The next time you crave candies, opt for an apple or a banana instead.
3. Drinking a lot of water will lessen your cravings for starchy foods
Sometimes you confuse hunger with thirst. When that happens, you may open the fridge and eat something instead of drinking liquids.
Stay well hydrated to prevent anxiety-induced cravings at night.
4. Listen to your body
It’s one thing for your stomach to growl from hunger. It’s something totally different to eat something just because you have a craving.
A good way to tell the difference between these feeling is to analyze what you want to eat.
Are you craving cookies or french fries? You may not be hungry, then. This is because if you really were hungry, you could eat almost anything without caring what it is.
5. Leave empty space in your stomach
Stuffing yourself with food at dinner is really bad for your health.
People usually abuse the amounts because they misjudge the portions they’re eating. Or, they eat very quickly and their stomach doesn’t have time to signal that it’s satisfied. Chew slowly and leave space between meals, you’ll soon notice when you’re full.
Avoid flours at night to lose weight
Eating starchy foods at night can be harmful to your health, especially in sedentary situations. It’s better to prioritize foods with a high protein content, as well as vegetables, before you go to bed.
All cited sources were thoroughly reviewed by our team to ensure their quality, reliability, currency, and validity. The bibliography of this article was considered reliable and of academic or scientific accuracy.
- Bo S, Musso G, et al. Consuming more of daily intake at dinner predisposes to obesity. A 6-year population-based protective cohort study. PloS One. Septiembre 2014. 9 (9):e108467.
- Grant CL, Coates AM, Dorrian J, Kennaway DJ, Wittert GA, Heilbronn LK, Pajcin M, Della Vedova C, Gupta CC, Banks S. Timing of food intake during simulated night shift impacts glucose metabolism: A controlled study. Chronobiol Int. 2017;34(8):1003-1013
- DiNicolantonio JJ, O’Keefe JH, Wilson WL. Sugar addiction: is it real? A narrative review. Br J Sports Med. 2018 Jul;52(14):910-913.
- Federación Española de Nutrición (FEN). Cereales y derivados.
- Fundación Española del Corazón. Nutrientes. Hidratos de carbono.
- Fundación para la Diabetes. Los hidratos de carbono.
- Harvard T. H. Chan. The nutrition source. Carbohydrates. Harvard School of Public Health.
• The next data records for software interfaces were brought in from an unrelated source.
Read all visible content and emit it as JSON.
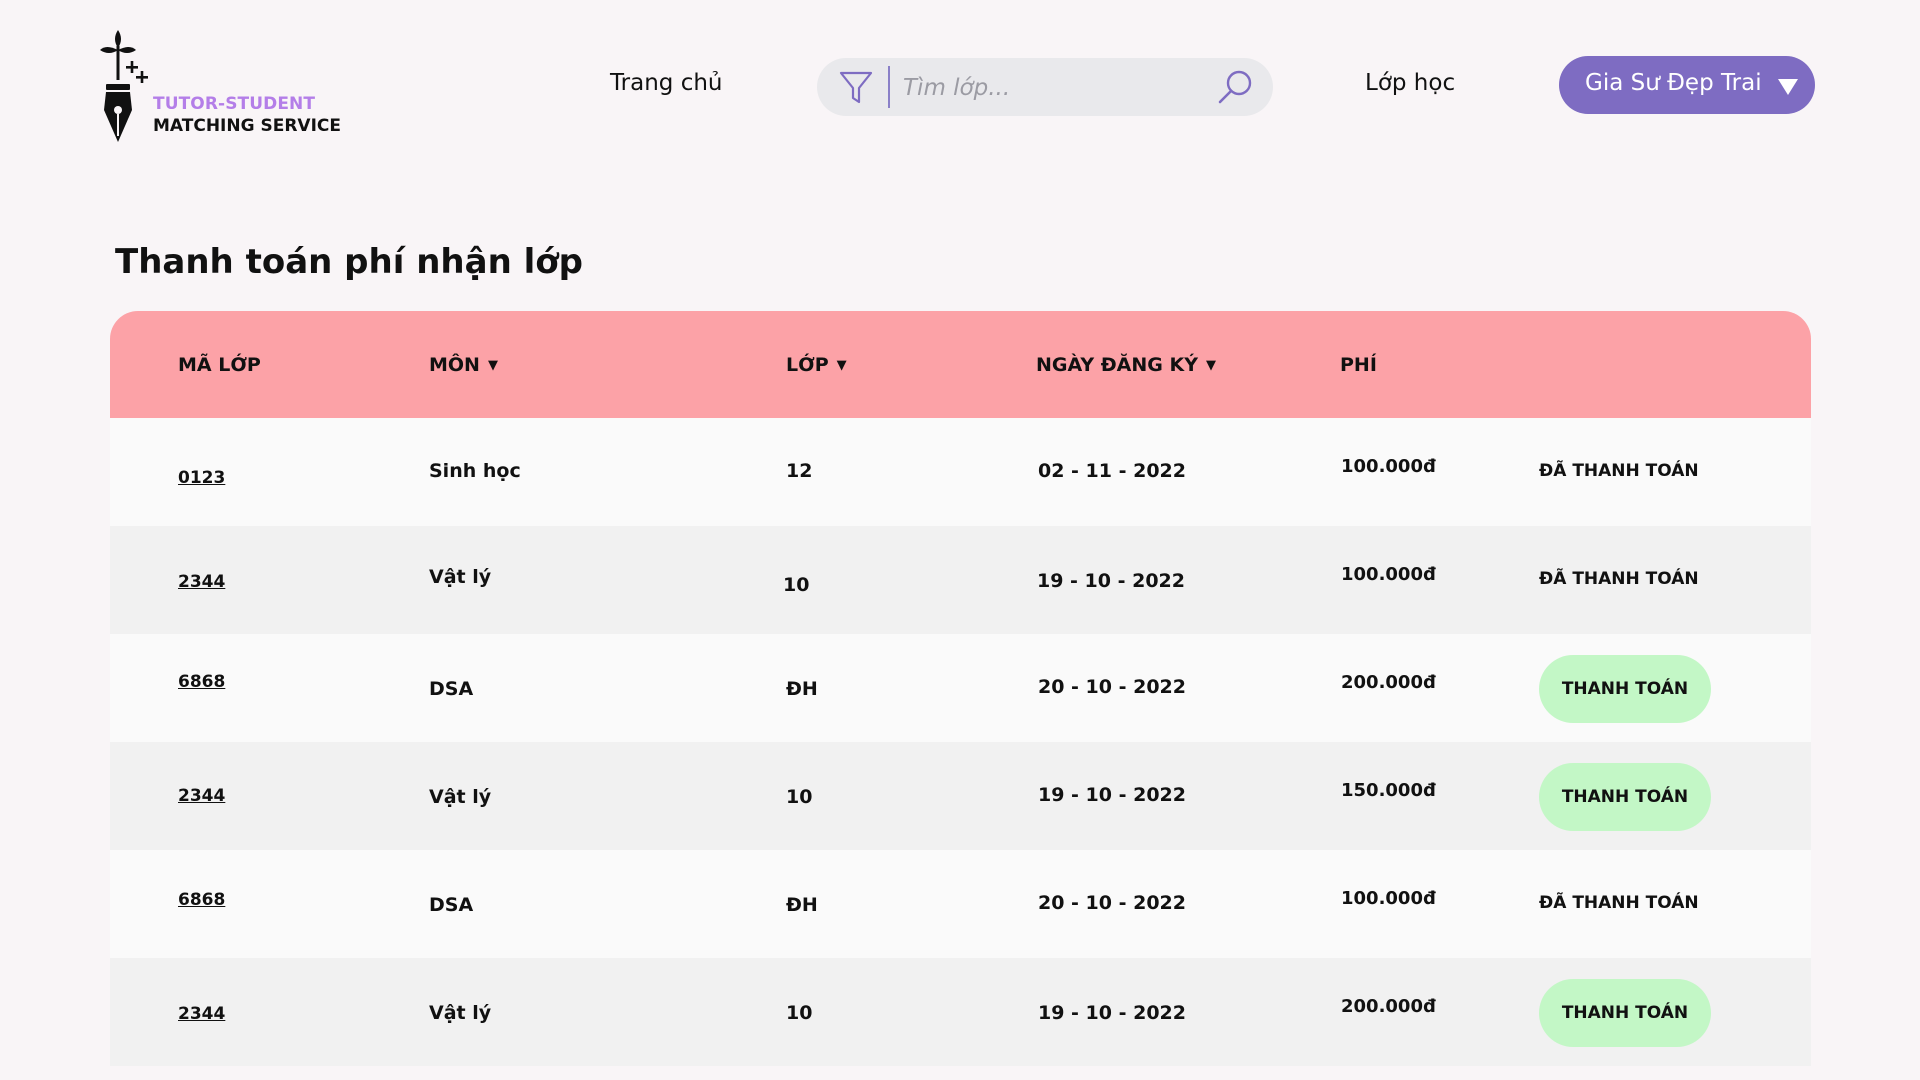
{
  "brand": {
    "line1": "TUTOR-STUDENT",
    "line2": "MATCHING SERVICE",
    "logo_icon": "fountain-pen-plant-icon",
    "accent_color": "#b47ee8"
  },
  "nav": {
    "home": "Trang chủ",
    "classes": "Lớp học"
  },
  "search": {
    "placeholder": "Tìm lớp...",
    "value": "",
    "filter_icon": "filter-icon",
    "search_icon": "search-icon"
  },
  "user": {
    "name": "Gia Sư Đẹp Trai",
    "button_color": "#7e6cc2"
  },
  "page": {
    "title": "Thanh toán phí nhận lớp"
  },
  "table": {
    "header_color": "#fca2a7",
    "columns": {
      "code": "MÃ LỚP",
      "subject": "MÔN",
      "grade": "LỚP",
      "date": "NGÀY ĐĂNG KÝ",
      "fee": "PHÍ"
    },
    "paid_label": "ĐÃ THANH TOÁN",
    "pay_label": "THANH TOÁN",
    "pay_button_color": "#c3f7c6",
    "rows": [
      {
        "code": "0123",
        "subject": "Sinh học",
        "grade": "12",
        "date": "02 - 11 - 2022",
        "fee": "100.000đ",
        "paid": true
      },
      {
        "code": "2344",
        "subject": "Vật lý",
        "grade": "10",
        "date": "19 -  10 - 2022",
        "fee": "100.000đ",
        "paid": true
      },
      {
        "code": "6868",
        "subject": "DSA",
        "grade": "ĐH",
        "date": "20 -  10 - 2022",
        "fee": "200.000đ",
        "paid": false
      },
      {
        "code": "2344",
        "subject": "Vật lý",
        "grade": "10",
        "date": "19 -  10 - 2022",
        "fee": "150.000đ",
        "paid": false
      },
      {
        "code": "6868",
        "subject": "DSA",
        "grade": "ĐH",
        "date": "20 -  10 - 2022",
        "fee": "100.000đ",
        "paid": true
      },
      {
        "code": "2344",
        "subject": "Vật lý",
        "grade": "10",
        "date": "19 -  10 - 2022",
        "fee": "200.000đ",
        "paid": false
      }
    ]
  }
}
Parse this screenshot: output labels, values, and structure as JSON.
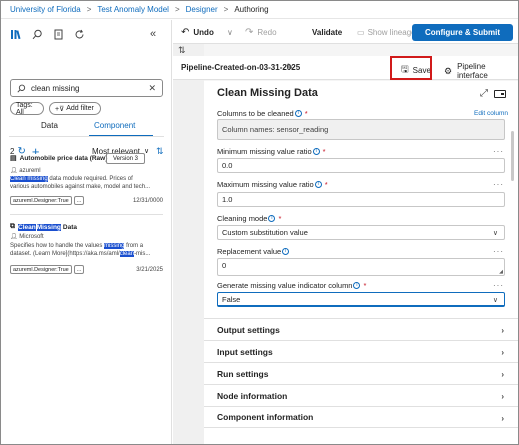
{
  "breadcrumb": {
    "items": [
      "University of Florida",
      "Test Anomaly Model",
      "Designer",
      "Authoring"
    ]
  },
  "left_panel": {
    "search_value": "clean missing",
    "filter_tag": "Tags: All",
    "add_filter": "Add filter",
    "tabs": [
      "Data",
      "Component"
    ],
    "active_tab": "Component",
    "result_count": "2",
    "sort_label": "Most relevant",
    "cards": [
      {
        "title": "Automobile price data (Raw)",
        "version": "Version 3",
        "author": "azureml",
        "desc_hl": "Clean missing",
        "desc_rest": " data module required. Prices of",
        "desc_line2": "various automobiles against make, model and tech...",
        "tag": "azureml.Designer:True",
        "tag_more": "...",
        "date": "12/31/0000"
      },
      {
        "title_hl1": "Clean",
        "title_hl2": "Missing",
        "title_rest": "Data",
        "author": "Microsoft",
        "desc_line1_a": "Specifies how to handle the values ",
        "desc_line1_hl": "missing",
        "desc_line1_b": " from a",
        "desc_line2_a": "dataset. (Learn More](https://aka.ms/aml/",
        "desc_line2_hl": "clean",
        "desc_line2_b": "-mis...",
        "tag": "azureml.Designer:True",
        "tag_more": "...",
        "date": "3/21/2025"
      }
    ]
  },
  "toolbar": {
    "undo": "Undo",
    "redo": "Redo",
    "validate": "Validate",
    "show_lineage": "Show lineage",
    "more": "···",
    "configure_submit": "Configure & Submit"
  },
  "pipeline": {
    "name": "Pipeline-Created-on-03-31-2025",
    "save": "Save",
    "pipeline_interface": "Pipeline interface"
  },
  "properties": {
    "title": "Clean Missing Data",
    "columns_label": "Columns to be cleaned",
    "edit_column": "Edit column",
    "columns_value": "Column names: sensor_reading",
    "min_ratio_label": "Minimum missing value ratio",
    "min_ratio_value": "0.0",
    "max_ratio_label": "Maximum missing value ratio",
    "max_ratio_value": "1.0",
    "cleaning_mode_label": "Cleaning mode",
    "cleaning_mode_value": "Custom substitution value",
    "replacement_label": "Replacement value",
    "replacement_value": "0",
    "indicator_label": "Generate missing value indicator column",
    "indicator_value": "False",
    "required_mark": "*",
    "sections": [
      "Output settings",
      "Input settings",
      "Run settings",
      "Node information",
      "Component information"
    ]
  },
  "colors": {
    "accent": "#0f6cbd",
    "highlight_box": "#d11a1a"
  }
}
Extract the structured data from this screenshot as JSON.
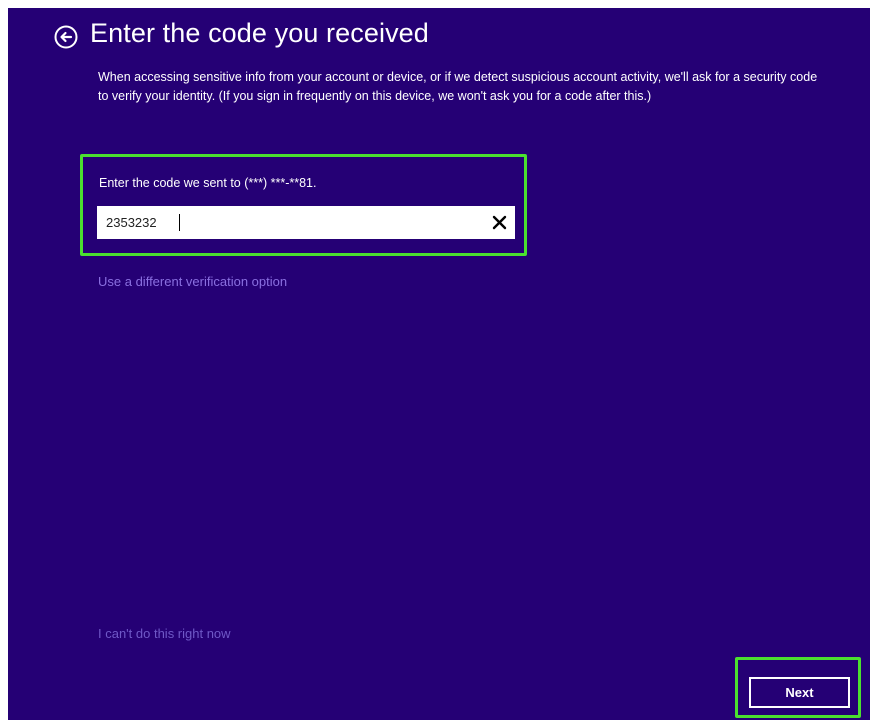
{
  "header": {
    "title": "Enter the code you received",
    "back_icon": "arrow-left-circle-icon"
  },
  "description": "When accessing sensitive info from your account or device, or if we detect suspicious account activity, we'll ask for a security code to verify your identity. (If you sign in frequently on this device, we won't ask you for a code after this.)",
  "code_entry": {
    "label": "Enter the code we sent to (***) ***-**81.",
    "value": "2353232",
    "clear_icon": "close-icon"
  },
  "links": {
    "different_option": "Use a different verification option",
    "cant_do_now": "I can't do this right now"
  },
  "footer": {
    "next_label": "Next"
  },
  "colors": {
    "background": "#250075",
    "highlight": "#4be02f",
    "link": "#8a6fe0",
    "text": "#ffffff"
  }
}
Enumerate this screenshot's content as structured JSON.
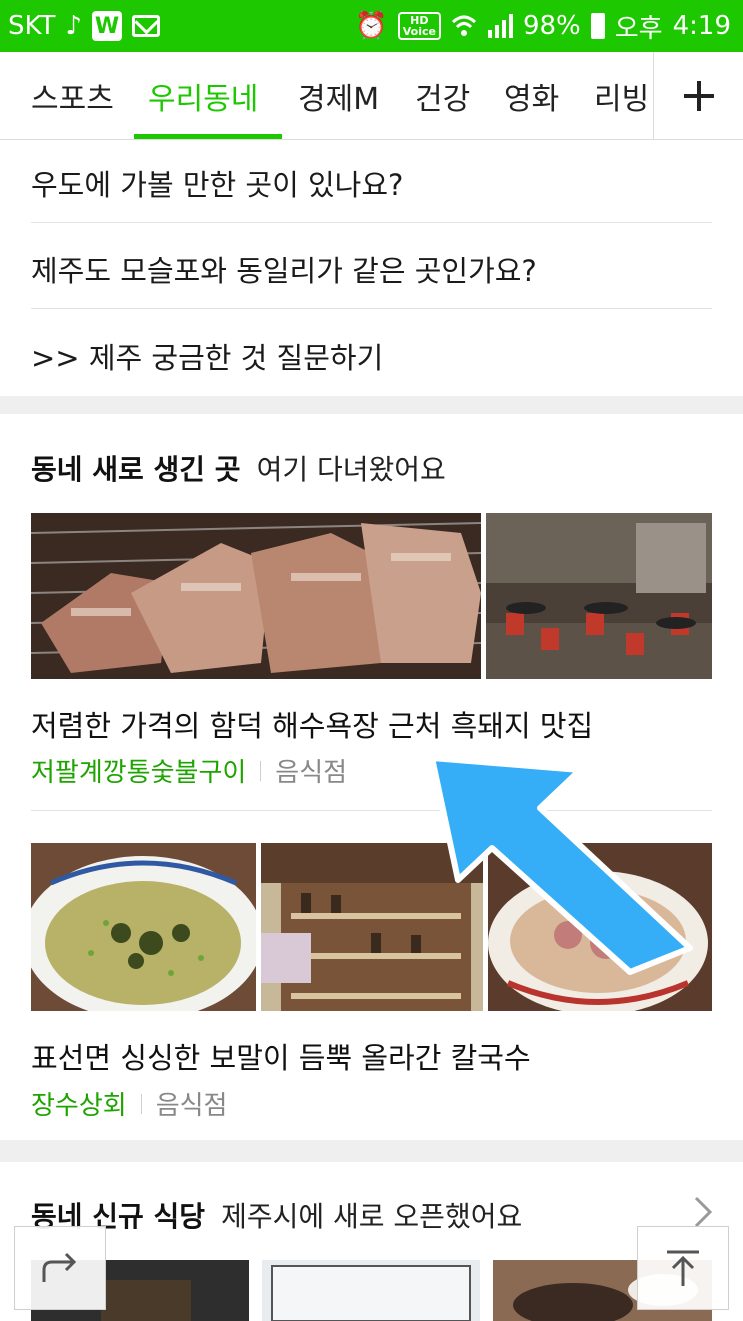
{
  "status_bar": {
    "carrier": "SKT",
    "battery": "98%",
    "ampm": "오후",
    "time": "4:19",
    "hd_label": "HD",
    "voice_label": "Voice",
    "w_label": "W"
  },
  "tabs": [
    "스포츠",
    "우리동네",
    "경제M",
    "건강",
    "영화",
    "리빙"
  ],
  "active_tab": "우리동네",
  "qa_items": [
    "우도에 가볼 만한 곳이 있나요?",
    "제주도 모슬포와 동일리가 같은 곳인가요?",
    ">> 제주 궁금한 것 질문하기"
  ],
  "section1": {
    "title": "동네 새로 생긴 곳",
    "subtitle": "여기 다녀왔어요",
    "cards": [
      {
        "title": "저렴한 가격의 함덕 해수욕장 근처 흑돼지 맛집",
        "shop": "저팔계깡통숯불구이",
        "category": "음식점"
      },
      {
        "title": "표선면 싱싱한 보말이 듬뿍 올라간 칼국수",
        "shop": "장수상회",
        "category": "음식점"
      }
    ]
  },
  "section2": {
    "title": "동네 신규 식당",
    "subtitle": "제주시에 새로 오픈했어요"
  },
  "colors": {
    "brand_green": "#1ec800",
    "shop_green": "#1ea400",
    "arrow_blue": "#35aef7"
  }
}
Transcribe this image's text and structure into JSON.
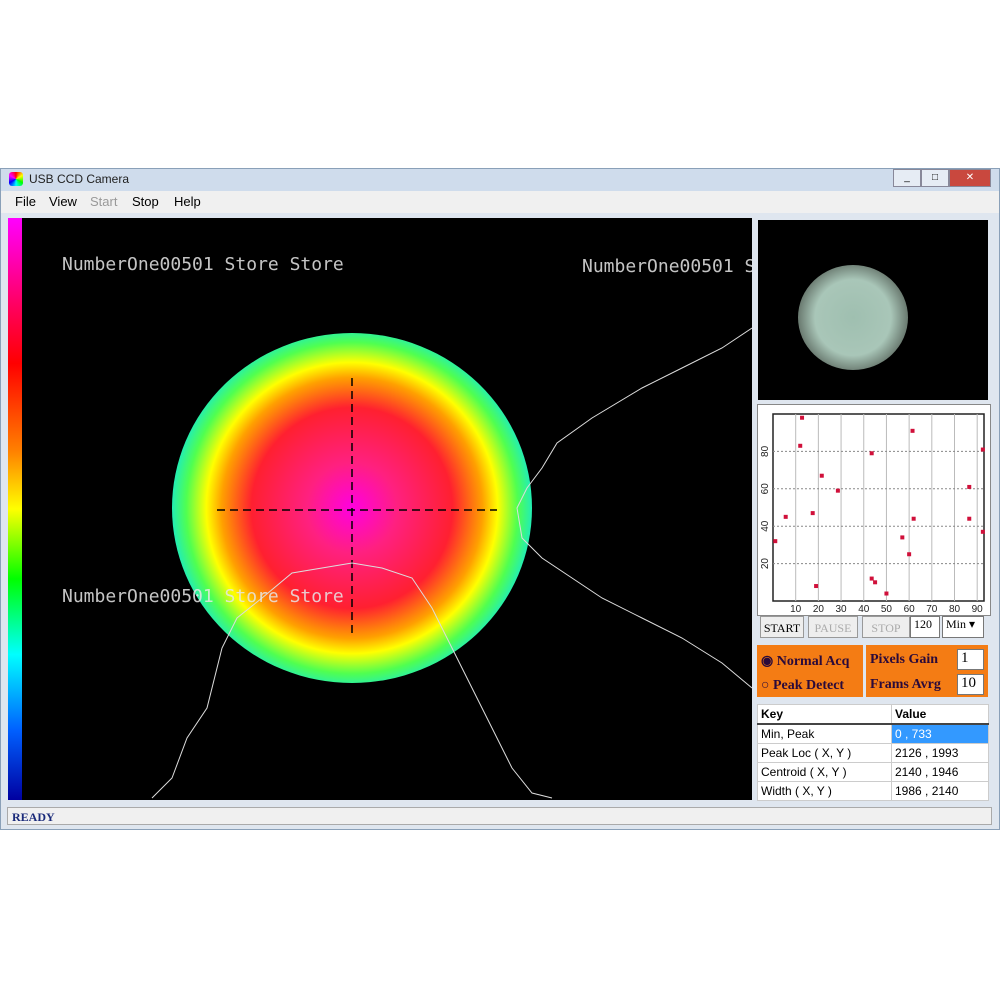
{
  "window": {
    "title": "USB CCD Camera"
  },
  "menu": [
    "File",
    "View",
    "Start",
    "Stop",
    "Help"
  ],
  "watermark": "NumberOne00501 Store Store",
  "controls": {
    "start": "START",
    "pause": "PAUSE",
    "stop": "STOP",
    "interval": "120",
    "unit": "Min"
  },
  "acq": {
    "normal": "Normal Acq",
    "peak": "Peak Detect",
    "gain_label": "Pixels Gain",
    "gain": "1",
    "avg_label": "Frams Avrg",
    "avg": "10",
    "selected": "normal"
  },
  "table": {
    "headers": [
      "Key",
      "Value"
    ],
    "rows": [
      [
        "Min, Peak",
        "0 , 733"
      ],
      [
        "Peak Loc ( X, Y )",
        "2126 , 1993"
      ],
      [
        "Centroid ( X, Y )",
        "2140 , 1946"
      ],
      [
        "Width ( X, Y )",
        "1986 , 2140"
      ]
    ]
  },
  "status": "READY",
  "chart_data": {
    "type": "scatter",
    "x_ticks": [
      10,
      20,
      30,
      40,
      50,
      60,
      70,
      80,
      90
    ],
    "y_ticks": [
      20,
      40,
      60,
      80
    ],
    "xlim": [
      0,
      93
    ],
    "ylim": [
      0,
      100
    ],
    "grid": true,
    "color": "#d0103a",
    "points": [
      [
        1,
        32
      ],
      [
        5.6,
        45
      ],
      [
        12.8,
        98
      ],
      [
        12,
        83
      ],
      [
        19,
        8
      ],
      [
        17.5,
        47
      ],
      [
        21.5,
        67
      ],
      [
        28.6,
        59
      ],
      [
        43.5,
        79
      ],
      [
        43.5,
        12
      ],
      [
        45,
        10
      ],
      [
        50,
        4
      ],
      [
        57,
        34
      ],
      [
        60,
        25
      ],
      [
        61.5,
        91
      ],
      [
        62,
        44
      ],
      [
        86.5,
        61
      ],
      [
        86.5,
        44
      ],
      [
        92.5,
        81
      ],
      [
        92.5,
        37
      ]
    ]
  }
}
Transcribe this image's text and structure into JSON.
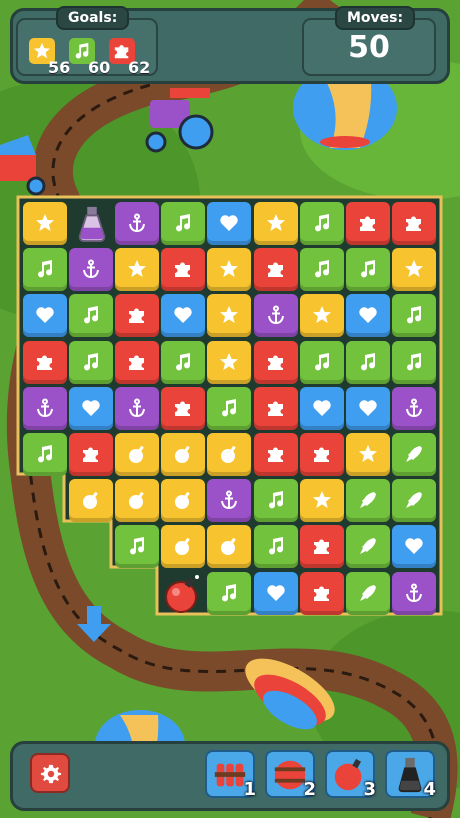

- Sofer S, Eliraz A, et al. Greater weight loss and hormonal changes after 6 months diet with carbohydrates eaten mostly at dinner. Obesity. Octubre 2011. 19 (10): 2006-14.
- Swift DL, McGee JE, Earnest CP, Carlisle E, Nygard M, Johannsen NM. The Effects of Exercise and Physical Activity on Weight Loss and Maintenance. Prog Cardiovasc Dis. 2018 Jul-Aug;61(2):206-213.
- Vernia F, Di Ruscio M, et al. Sleep disorders related to nutrition and digestive diseases: a neglected clinical condition. International Journal of Medical Sciences. 2021. 18 (3): 593-603.
- Zitting K. M, Vujovic N, et al. Human resting energy expenditure varies with circadian phase. Current Biology. Noviembre 2018. 28 (22): 3685-3690.